> _YOUR GOAL_: The listing below is to be written out word for word, minus its images.

☆ ☆ ☆ ☆ ☆ ☆ ☆

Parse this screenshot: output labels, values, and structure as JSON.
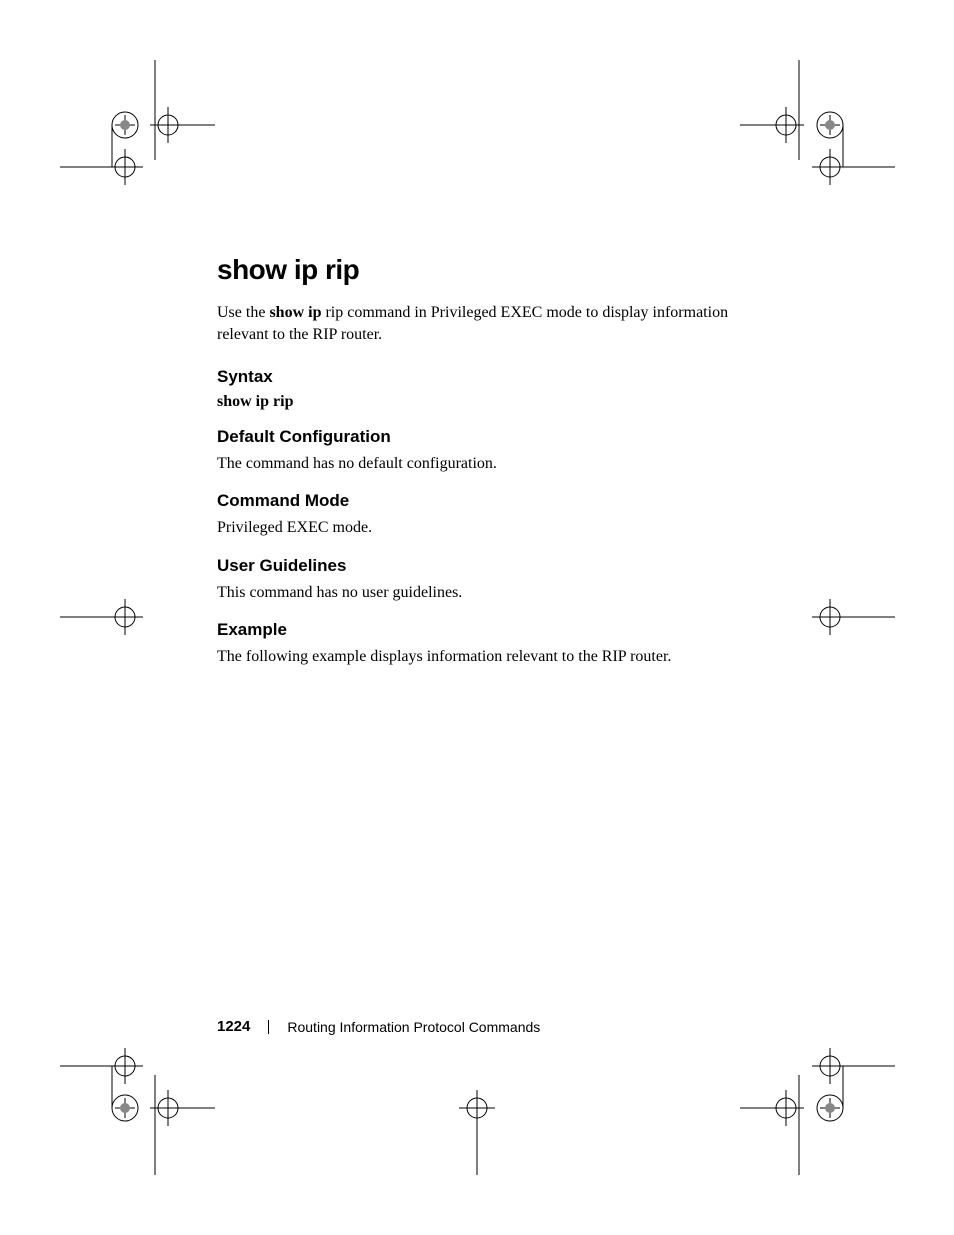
{
  "title": "show ip rip",
  "intro_prefix": "Use the ",
  "intro_bold": "show ip",
  "intro_rest": " rip command in Privileged EXEC mode to display information relevant to the RIP router.",
  "syntax_heading": "Syntax",
  "syntax_cmd": "show ip rip",
  "default_heading": "Default Configuration",
  "default_text": "The command has no default configuration.",
  "mode_heading": "Command Mode",
  "mode_text": "Privileged EXEC mode.",
  "guidelines_heading": "User Guidelines",
  "guidelines_text": "This command has no user guidelines.",
  "example_heading": "Example",
  "example_text": "The following example displays information relevant to the RIP router.",
  "page_number": "1224",
  "footer_text": "Routing Information Protocol Commands"
}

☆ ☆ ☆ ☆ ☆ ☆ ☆

> _TASK ANSWER_:
Parse this screenshot: output labels, values, and structure as JSON.
{
  "title": "show ip rip",
  "intro_prefix": "Use the ",
  "intro_bold": "show ip",
  "intro_rest": " rip command in Privileged EXEC mode to display information relevant to the RIP router.",
  "syntax_heading": "Syntax",
  "syntax_cmd": "show ip rip",
  "default_heading": "Default Configuration",
  "default_text": "The command has no default configuration.",
  "mode_heading": "Command Mode",
  "mode_text": "Privileged EXEC mode.",
  "guidelines_heading": "User Guidelines",
  "guidelines_text": "This command has no user guidelines.",
  "example_heading": "Example",
  "example_text": "The following example displays information relevant to the RIP router.",
  "page_number": "1224",
  "footer_text": "Routing Information Protocol Commands"
}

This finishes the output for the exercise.